• **Your assignment**: Gather from the listing below each line that includes the word "true", and copy it.

• **Recorded data**:
═══
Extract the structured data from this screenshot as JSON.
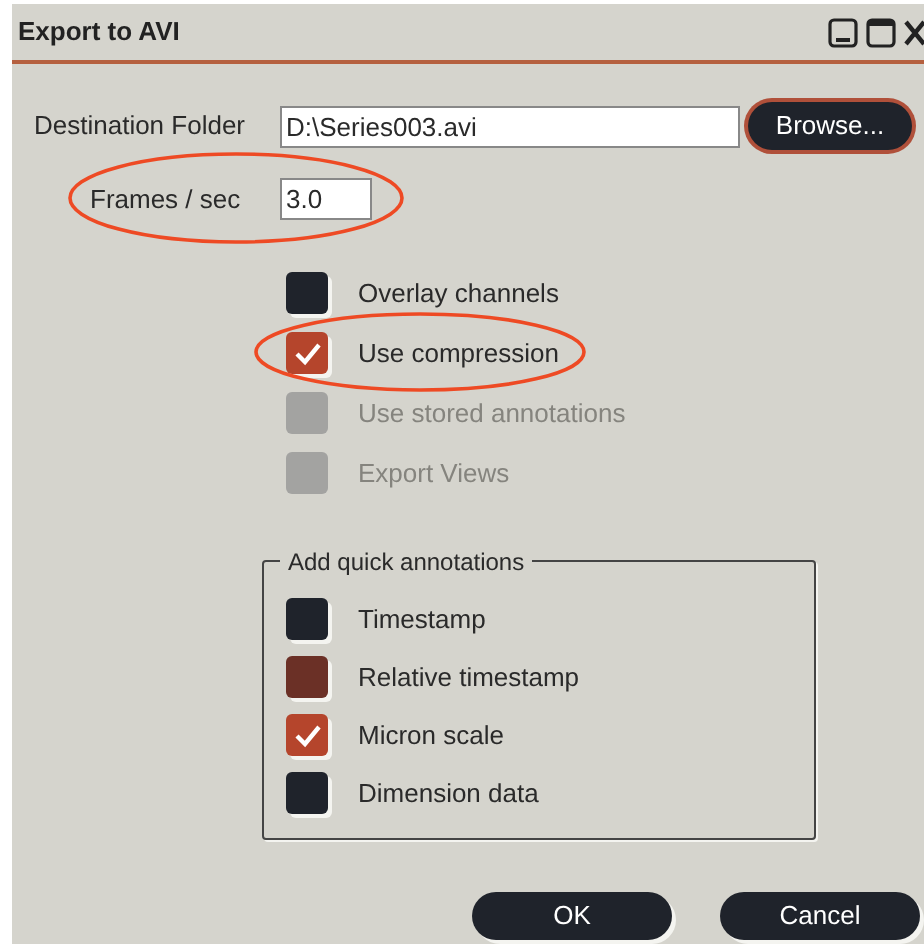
{
  "window": {
    "title": "Export to AVI"
  },
  "destination": {
    "label": "Destination Folder",
    "value": "D:\\Series003.avi",
    "browse": {
      "label": "Browse...",
      "focused": true
    }
  },
  "frames": {
    "label": "Frames / sec",
    "value": "3.0"
  },
  "options": [
    {
      "label": "Overlay channels",
      "checked": false,
      "disabled": false
    },
    {
      "label": "Use compression",
      "checked": true,
      "disabled": false
    },
    {
      "label": "Use stored annotations",
      "checked": false,
      "disabled": true
    },
    {
      "label": "Export Views",
      "checked": false,
      "disabled": true
    }
  ],
  "annotations_group": {
    "title": "Add quick annotations",
    "items": [
      {
        "label": "Timestamp",
        "checked": false,
        "hovered": false
      },
      {
        "label": "Relative timestamp",
        "checked": false,
        "hovered": true
      },
      {
        "label": "Micron scale",
        "checked": true,
        "hovered": false
      },
      {
        "label": "Dimension data",
        "checked": false,
        "hovered": false
      }
    ]
  },
  "buttons": [
    {
      "label": "OK"
    },
    {
      "label": "Cancel"
    }
  ]
}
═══
• **Problem solution**:
      "focused": true
      "checked": true,
      "disabled": true
      "disabled": true
        "hovered": true
        "checked": true,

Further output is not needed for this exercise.